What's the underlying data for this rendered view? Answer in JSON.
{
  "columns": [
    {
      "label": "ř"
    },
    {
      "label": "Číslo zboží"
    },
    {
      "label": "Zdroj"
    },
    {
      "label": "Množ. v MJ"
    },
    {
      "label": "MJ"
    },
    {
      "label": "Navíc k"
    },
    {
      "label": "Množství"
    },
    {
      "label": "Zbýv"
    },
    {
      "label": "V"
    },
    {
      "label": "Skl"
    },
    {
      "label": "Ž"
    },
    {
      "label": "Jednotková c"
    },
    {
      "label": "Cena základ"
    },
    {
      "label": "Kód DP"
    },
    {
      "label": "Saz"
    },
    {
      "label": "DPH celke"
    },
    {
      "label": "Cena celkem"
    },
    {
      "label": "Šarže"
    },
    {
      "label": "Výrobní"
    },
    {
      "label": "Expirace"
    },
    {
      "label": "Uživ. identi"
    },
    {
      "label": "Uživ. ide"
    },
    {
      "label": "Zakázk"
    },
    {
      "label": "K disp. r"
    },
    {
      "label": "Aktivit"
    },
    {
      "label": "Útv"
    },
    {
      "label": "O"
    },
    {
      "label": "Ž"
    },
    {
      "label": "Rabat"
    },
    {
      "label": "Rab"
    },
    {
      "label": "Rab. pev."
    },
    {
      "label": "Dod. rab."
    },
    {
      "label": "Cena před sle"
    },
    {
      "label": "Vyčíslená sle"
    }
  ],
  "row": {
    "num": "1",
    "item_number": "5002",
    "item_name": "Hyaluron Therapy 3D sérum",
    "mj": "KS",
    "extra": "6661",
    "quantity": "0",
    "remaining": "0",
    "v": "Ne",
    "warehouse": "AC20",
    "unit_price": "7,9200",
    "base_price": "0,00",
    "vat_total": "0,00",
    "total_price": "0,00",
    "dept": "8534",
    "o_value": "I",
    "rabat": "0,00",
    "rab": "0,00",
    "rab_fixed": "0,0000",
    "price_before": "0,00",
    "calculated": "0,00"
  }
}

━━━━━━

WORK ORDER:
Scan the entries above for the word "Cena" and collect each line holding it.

WRITTEN ANSWER:
      "label": "Cena základ"
      "label": "Cena celkem"
      "label": "Cena před sle"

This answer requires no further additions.